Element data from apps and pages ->

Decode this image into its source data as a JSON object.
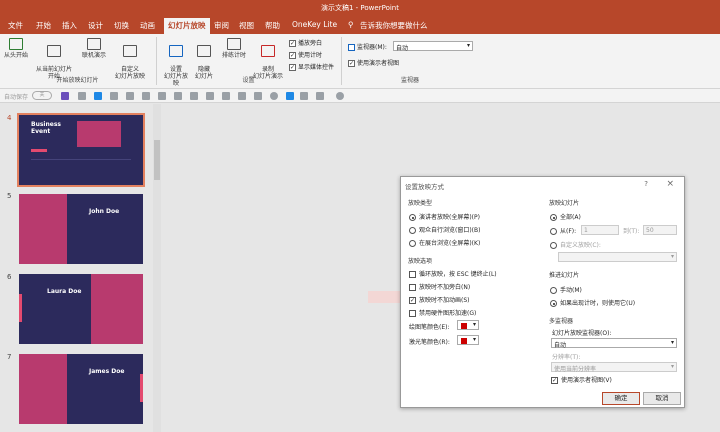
{
  "window": {
    "title": "演示文稿1 - PowerPoint"
  },
  "tabs": [
    "文件",
    "开始",
    "插入",
    "设计",
    "切换",
    "动画",
    "幻灯片放映",
    "审阅",
    "视图",
    "帮助",
    "OneKey Lite"
  ],
  "active_tab": "幻灯片放映",
  "search": {
    "placeholder": "告诉我你想要做什么"
  },
  "ribbon": {
    "from_start": "从头开始",
    "from_current": "从当前幻灯片\n开始",
    "online": "联机演示",
    "custom": "自定义\n幻灯片放映",
    "group_start": "开始放映幻灯片",
    "setup": "设置\n幻灯片放映",
    "hide": "隐藏\n幻灯片",
    "rehearse": "排练计时",
    "record": "录制\n幻灯片演示",
    "play_narration": "播放旁白",
    "use_timings": "使用计时",
    "show_media": "显示媒体控件",
    "group_setup": "设置",
    "monitor_label": "监视器(M):",
    "monitor_value": "自动",
    "presenter_view": "使用演示者视图",
    "group_monitors": "监视器"
  },
  "qat": {
    "autosave": "自动保存",
    "autosave_state": "关"
  },
  "slides": [
    {
      "num": "4",
      "title": "Business\nEvent",
      "selected": true
    },
    {
      "num": "5",
      "title": "John Doe"
    },
    {
      "num": "6",
      "title": "Laura Doe"
    },
    {
      "num": "7",
      "title": "James Doe"
    }
  ],
  "dialog": {
    "title": "设置放映方式",
    "help": "?",
    "show_type": {
      "label": "放映类型",
      "options": [
        "演讲者放映(全屏幕)(P)",
        "观众自行浏览(窗口)(B)",
        "在展台浏览(全屏幕)(K)"
      ],
      "selected": 0
    },
    "show_options": {
      "label": "放映选项",
      "items": [
        {
          "label": "循环放映，按 ESC 键终止(L)",
          "checked": false
        },
        {
          "label": "放映时不加旁白(N)",
          "checked": false
        },
        {
          "label": "放映时不加动画(S)",
          "checked": true
        },
        {
          "label": "禁用硬件图形加速(G)",
          "checked": false
        }
      ],
      "pen_color": "绘图笔颜色(E):",
      "laser_color": "激光笔颜色(R):"
    },
    "show_slides": {
      "label": "放映幻灯片",
      "all": "全部(A)",
      "from": "从(F):",
      "from_value": "1",
      "to": "到(T):",
      "to_value": "50",
      "custom": "自定义放映(C):"
    },
    "advance": {
      "label": "推进幻灯片",
      "manual": "手动(M)",
      "timings": "如果出现计时，则使用它(U)"
    },
    "monitors": {
      "label": "多监视器",
      "monitor_label": "幻灯片放映监视器(O):",
      "monitor_value": "自动",
      "resolution_label": "分辨率(T):",
      "resolution_value": "使用当前分辨率",
      "presenter": "使用演示者视图(V)"
    },
    "ok": "确定",
    "cancel": "取消"
  },
  "colors": {
    "accent": "#b7472a",
    "slide_bg": "#2c2a5c",
    "slide_pink": "#b83a6e"
  }
}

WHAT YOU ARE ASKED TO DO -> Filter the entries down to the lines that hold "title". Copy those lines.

TASK SOLUTION ->
    "title": "演示文稿1 - PowerPoint"
      "title": "Business\nEvent",
      "title": "John Doe"
      "title": "Laura Doe"
      "title": "James Doe"
    "title": "设置放映方式",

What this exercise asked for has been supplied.